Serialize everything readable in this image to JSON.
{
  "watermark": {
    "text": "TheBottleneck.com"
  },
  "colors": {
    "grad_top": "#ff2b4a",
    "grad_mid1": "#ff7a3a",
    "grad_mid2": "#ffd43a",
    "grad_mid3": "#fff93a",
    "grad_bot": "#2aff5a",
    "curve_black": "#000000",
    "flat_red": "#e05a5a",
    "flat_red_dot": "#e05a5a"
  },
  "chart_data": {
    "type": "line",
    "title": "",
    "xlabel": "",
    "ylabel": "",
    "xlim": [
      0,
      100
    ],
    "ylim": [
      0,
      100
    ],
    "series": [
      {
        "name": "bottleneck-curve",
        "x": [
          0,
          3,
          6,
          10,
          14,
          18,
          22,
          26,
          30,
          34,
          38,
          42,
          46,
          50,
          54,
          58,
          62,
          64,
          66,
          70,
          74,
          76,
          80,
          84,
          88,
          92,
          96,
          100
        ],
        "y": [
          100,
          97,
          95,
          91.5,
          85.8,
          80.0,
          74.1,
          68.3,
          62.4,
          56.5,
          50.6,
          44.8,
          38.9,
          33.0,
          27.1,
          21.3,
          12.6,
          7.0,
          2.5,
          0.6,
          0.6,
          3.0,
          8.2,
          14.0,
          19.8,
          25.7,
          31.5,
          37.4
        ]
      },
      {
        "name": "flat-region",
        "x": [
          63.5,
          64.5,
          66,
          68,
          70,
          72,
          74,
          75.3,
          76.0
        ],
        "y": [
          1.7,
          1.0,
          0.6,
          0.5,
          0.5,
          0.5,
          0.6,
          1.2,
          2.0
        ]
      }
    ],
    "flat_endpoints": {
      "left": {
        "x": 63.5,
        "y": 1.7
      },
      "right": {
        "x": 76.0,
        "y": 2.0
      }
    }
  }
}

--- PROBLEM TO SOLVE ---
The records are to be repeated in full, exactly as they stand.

--- SOLUTION TO THIS EXERCISE ---
Serialize everything readable in this image to JSON.
{
  "watermark": {
    "text": "TheBottleneck.com"
  },
  "colors": {
    "grad_top": "#ff2b4a",
    "grad_mid1": "#ff7a3a",
    "grad_mid2": "#ffd43a",
    "grad_mid3": "#fff93a",
    "grad_bot": "#2aff5a",
    "curve_black": "#000000",
    "flat_red": "#e05a5a",
    "flat_red_dot": "#e05a5a"
  },
  "chart_data": {
    "type": "line",
    "title": "",
    "xlabel": "",
    "ylabel": "",
    "xlim": [
      0,
      100
    ],
    "ylim": [
      0,
      100
    ],
    "series": [
      {
        "name": "bottleneck-curve",
        "x": [
          0,
          3,
          6,
          10,
          14,
          18,
          22,
          26,
          30,
          34,
          38,
          42,
          46,
          50,
          54,
          58,
          62,
          64,
          66,
          70,
          74,
          76,
          80,
          84,
          88,
          92,
          96,
          100
        ],
        "y": [
          100,
          97,
          95,
          91.5,
          85.8,
          80.0,
          74.1,
          68.3,
          62.4,
          56.5,
          50.6,
          44.8,
          38.9,
          33.0,
          27.1,
          21.3,
          12.6,
          7.0,
          2.5,
          0.6,
          0.6,
          3.0,
          8.2,
          14.0,
          19.8,
          25.7,
          31.5,
          37.4
        ]
      },
      {
        "name": "flat-region",
        "x": [
          63.5,
          64.5,
          66,
          68,
          70,
          72,
          74,
          75.3,
          76.0
        ],
        "y": [
          1.7,
          1.0,
          0.6,
          0.5,
          0.5,
          0.5,
          0.6,
          1.2,
          2.0
        ]
      }
    ],
    "flat_endpoints": {
      "left": {
        "x": 63.5,
        "y": 1.7
      },
      "right": {
        "x": 76.0,
        "y": 2.0
      }
    }
  }
}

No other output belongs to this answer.